Marijuana-positive drivers possess a mildly elevated risk of being in accidents compared to drug and alcohol free drivers—but this risk is not positively correlated with higher blood/THC levels, according to results published online in a journal, Accident Analysis and Prevention.
Researchers assessed the risk of accident associated with drivers who tested positive for the presence of drugs or alcohol in their blood compared to drug and alcohol free drivers in 1,046 fatal auto accidents.
Alcohol-positive drivers were most likely to be culpable in fatal accidents (OR=13.7). Drivers who tested positive for drugs other than alcohol, such as opiates, sedatives, and cannabis had a ratio of 3.5.
Drivers who tested positive for marijuana only, as indicated by presence of THC in their blood, were only weakly associated with accident culpability (OR=1.3).
Drivers who tested positive for the presence of THC in blood at levels of 5ng/ml or higher possessed no elevated rate of accident culpability (OR=1), but, oddly, those with trace levels of THC (less than 2 ng/ml) did possess greater rates of culpability (OR=3.1).
According to the US National Highway Traffic Safety Administration: “It is difficult to establish a relationship between a person’s THC blood or plasma concentration and performance impairing effects. It is inadvisable to try and predict effects based on blood THC concentrations alone, and currently impossible to predict specific effects based on THC-COOH (metabolite) concentrations.”
Another study commissioned by the United States Department of Transportation concludes similarly: “One of the program’s objectives was to determine whether it is possible to predict driving impairment by plasma concentrations of THC … in single samples. The answer is very clear: it is not. Plasma of drivers showing substantial impairment in these studies contained both high and low THC concentrations, and, drivers with high plasma concentrations showed substantial, but also no impairment, or even some improvement.”
What are the states doing?
Washington and Montana define drivers with 5ng/ml or more of THC in their blood as per se impaired. Colorado law presumes impairment if more than 5ng/ml of THC in their blood. Three states – Nevada (2ng/ml), Ohio (2ng/ml), and Pennsylvania (1ng/ml) – impose lower per se limits for THC in blood.

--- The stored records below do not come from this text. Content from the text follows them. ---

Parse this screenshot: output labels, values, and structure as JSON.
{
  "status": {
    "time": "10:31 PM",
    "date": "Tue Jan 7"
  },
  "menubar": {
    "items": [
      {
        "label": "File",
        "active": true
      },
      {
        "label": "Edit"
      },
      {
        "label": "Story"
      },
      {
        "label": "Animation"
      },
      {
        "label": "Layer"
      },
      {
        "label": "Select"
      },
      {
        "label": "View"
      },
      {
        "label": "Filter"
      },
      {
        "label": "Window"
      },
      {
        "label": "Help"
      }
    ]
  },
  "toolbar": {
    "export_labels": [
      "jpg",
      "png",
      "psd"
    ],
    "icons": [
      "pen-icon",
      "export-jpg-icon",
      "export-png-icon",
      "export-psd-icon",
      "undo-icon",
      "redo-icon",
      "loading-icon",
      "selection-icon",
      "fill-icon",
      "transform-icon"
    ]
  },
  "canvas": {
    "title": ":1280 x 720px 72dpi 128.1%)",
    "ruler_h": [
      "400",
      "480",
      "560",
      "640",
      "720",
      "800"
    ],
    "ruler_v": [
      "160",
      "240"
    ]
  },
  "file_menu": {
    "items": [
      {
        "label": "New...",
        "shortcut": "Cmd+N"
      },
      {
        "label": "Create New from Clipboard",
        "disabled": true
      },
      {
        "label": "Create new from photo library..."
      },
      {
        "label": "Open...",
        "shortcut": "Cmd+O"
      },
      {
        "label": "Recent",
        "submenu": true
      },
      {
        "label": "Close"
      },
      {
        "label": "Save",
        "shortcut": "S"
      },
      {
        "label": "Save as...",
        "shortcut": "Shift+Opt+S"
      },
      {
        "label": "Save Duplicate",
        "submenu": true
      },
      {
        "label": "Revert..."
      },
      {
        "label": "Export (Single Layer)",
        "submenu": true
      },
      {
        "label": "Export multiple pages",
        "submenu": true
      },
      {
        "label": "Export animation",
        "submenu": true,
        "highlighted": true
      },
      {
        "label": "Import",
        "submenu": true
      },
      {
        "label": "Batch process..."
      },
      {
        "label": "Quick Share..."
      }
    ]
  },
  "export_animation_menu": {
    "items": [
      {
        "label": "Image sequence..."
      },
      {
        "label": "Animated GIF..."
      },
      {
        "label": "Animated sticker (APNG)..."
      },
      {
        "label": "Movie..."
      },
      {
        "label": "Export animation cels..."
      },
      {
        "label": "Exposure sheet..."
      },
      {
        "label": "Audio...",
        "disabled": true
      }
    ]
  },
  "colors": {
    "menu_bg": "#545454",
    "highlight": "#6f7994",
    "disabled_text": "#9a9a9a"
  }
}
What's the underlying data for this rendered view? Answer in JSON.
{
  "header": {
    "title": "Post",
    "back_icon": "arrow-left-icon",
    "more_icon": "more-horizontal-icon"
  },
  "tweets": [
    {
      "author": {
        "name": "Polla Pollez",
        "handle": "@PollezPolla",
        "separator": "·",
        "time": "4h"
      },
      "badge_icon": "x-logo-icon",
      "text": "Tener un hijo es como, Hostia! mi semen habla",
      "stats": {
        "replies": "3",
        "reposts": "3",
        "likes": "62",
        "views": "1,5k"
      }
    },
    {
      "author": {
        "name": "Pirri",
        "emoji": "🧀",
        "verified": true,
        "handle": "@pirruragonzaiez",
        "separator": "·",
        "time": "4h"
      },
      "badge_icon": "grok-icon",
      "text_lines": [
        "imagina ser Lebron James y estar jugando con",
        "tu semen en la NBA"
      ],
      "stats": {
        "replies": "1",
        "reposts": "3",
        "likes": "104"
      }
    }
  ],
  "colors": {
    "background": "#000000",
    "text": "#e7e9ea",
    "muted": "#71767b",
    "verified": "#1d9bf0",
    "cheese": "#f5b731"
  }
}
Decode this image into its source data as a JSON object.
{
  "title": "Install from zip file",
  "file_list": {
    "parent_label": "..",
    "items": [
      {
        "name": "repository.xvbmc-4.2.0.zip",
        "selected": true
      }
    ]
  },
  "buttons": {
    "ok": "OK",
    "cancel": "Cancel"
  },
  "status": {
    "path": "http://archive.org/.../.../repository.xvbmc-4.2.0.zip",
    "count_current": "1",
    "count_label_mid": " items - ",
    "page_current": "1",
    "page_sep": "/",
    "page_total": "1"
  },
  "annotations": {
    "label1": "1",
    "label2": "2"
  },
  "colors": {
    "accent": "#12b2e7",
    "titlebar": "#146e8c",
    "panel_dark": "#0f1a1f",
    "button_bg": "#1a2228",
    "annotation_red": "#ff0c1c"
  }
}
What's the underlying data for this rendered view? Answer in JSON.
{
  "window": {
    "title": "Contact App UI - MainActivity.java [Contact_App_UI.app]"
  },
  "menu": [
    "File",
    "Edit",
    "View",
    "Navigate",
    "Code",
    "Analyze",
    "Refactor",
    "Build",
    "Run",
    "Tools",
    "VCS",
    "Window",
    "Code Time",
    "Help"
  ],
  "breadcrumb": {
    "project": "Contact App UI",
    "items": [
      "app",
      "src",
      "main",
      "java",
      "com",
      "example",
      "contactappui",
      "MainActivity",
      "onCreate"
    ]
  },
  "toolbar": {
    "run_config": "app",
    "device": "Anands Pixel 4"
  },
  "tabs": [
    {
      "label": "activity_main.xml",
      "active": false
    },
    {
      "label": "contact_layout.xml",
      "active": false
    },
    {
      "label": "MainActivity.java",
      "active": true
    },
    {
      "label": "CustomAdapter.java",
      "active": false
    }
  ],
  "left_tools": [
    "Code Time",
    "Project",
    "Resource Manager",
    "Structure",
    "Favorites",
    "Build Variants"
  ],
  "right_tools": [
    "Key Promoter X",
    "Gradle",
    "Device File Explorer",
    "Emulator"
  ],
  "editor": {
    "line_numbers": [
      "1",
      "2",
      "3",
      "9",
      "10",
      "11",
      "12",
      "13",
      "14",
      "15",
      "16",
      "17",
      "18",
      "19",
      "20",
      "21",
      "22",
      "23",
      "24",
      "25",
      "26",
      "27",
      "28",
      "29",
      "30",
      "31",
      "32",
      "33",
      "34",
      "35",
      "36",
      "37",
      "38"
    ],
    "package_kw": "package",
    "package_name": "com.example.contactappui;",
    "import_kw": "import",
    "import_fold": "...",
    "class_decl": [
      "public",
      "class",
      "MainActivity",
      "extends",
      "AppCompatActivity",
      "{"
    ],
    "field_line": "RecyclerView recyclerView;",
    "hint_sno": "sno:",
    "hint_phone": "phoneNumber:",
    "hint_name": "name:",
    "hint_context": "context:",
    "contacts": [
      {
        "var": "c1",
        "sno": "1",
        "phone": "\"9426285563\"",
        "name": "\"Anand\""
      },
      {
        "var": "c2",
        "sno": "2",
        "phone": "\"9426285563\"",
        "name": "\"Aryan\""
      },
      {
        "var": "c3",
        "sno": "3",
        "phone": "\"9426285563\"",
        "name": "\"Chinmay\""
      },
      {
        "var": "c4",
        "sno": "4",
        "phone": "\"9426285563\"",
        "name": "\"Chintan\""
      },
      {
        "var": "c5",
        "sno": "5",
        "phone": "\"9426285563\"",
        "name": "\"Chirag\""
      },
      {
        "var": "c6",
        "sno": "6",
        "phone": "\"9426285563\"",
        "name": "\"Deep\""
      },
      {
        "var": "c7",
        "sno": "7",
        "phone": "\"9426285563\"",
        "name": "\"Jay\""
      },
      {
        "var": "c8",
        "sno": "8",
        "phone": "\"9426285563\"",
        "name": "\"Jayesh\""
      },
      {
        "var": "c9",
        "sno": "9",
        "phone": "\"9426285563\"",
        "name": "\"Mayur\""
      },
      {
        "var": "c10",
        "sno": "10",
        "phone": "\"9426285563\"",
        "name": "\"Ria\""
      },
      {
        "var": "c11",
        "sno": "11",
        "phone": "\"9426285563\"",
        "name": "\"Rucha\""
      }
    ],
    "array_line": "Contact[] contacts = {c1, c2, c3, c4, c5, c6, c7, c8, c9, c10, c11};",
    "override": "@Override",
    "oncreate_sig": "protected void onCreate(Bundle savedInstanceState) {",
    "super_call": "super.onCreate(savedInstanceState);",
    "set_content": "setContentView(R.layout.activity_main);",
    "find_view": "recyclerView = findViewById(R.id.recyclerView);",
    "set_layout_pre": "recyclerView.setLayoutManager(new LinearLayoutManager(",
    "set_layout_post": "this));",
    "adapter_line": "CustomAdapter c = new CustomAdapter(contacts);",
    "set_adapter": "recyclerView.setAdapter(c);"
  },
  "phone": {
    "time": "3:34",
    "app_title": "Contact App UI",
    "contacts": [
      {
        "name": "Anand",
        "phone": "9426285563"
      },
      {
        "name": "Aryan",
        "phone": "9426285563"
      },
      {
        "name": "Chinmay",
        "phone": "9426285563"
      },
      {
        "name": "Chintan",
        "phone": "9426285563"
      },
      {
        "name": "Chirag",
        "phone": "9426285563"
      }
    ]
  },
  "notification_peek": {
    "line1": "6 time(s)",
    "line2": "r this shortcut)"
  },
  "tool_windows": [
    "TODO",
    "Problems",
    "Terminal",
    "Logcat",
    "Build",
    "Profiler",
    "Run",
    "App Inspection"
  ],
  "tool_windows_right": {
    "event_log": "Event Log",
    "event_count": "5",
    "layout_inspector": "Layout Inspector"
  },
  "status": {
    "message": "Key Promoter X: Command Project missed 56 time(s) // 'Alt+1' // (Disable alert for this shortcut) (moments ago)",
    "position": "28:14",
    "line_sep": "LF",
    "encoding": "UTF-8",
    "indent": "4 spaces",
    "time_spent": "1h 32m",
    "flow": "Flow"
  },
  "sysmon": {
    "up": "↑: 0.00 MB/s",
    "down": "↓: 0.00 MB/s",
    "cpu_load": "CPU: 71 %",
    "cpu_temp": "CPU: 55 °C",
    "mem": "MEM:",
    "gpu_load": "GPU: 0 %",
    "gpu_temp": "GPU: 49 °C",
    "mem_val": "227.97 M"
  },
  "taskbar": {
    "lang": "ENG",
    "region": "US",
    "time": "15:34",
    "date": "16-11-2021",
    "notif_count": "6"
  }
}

Eleven other states impose zero tolerance per se laws for the presence of cannabis. Lastly, some states require evidence of recent drug ingestion as well as evidence that a driver was under the influence of the substances that he or she had consumed for a DUI drug conviction to stick.
In a 2013 Humboldt Journal of Social Relations article, NORML Deputy Director Paul Armentano argued: “The sole presence of THC and/or its metabolites in blood, particularly at low levels, is an inconsistent and largely inappropriate indicator of psychomotor impairment in cannabis consuming subjects. … As additional states consider amending their cannabis consumption laws, lawmakers would be advised to consider alternative legislative approaches to address concerns over DUI cannabis behavior that do not rely solely on the presence of THC or its metabolites in blood or urine as determinants of guilt in a court of law. Otherwise, the imposition of traffic safety laws may inadvertently become a criminal mechanism for law enforcement and prosecutors to punish those who have engaged in legally protected behavior and who have not posed any actionable traffic safety threat.”
According to a 2013 article published in Accident Analysis and Prevention, drivers found positive for amphetamines (OR=6.19), opiates (OR=1.91) and benzodiazepines (OR=1.17) represent the highest odds of traffic accident injury, while drivers testing positive for penicillin (OR=1.12), antihistamines (OR= 1.12), cannabis (OR=1.10), and analgesics (OR=1.02) possess the lowest odds ratios.
As Donnie Da Kine put it: “A 100% unimpaired 65 year-old male is a greater risk while driving than stoned 30 year-old male.”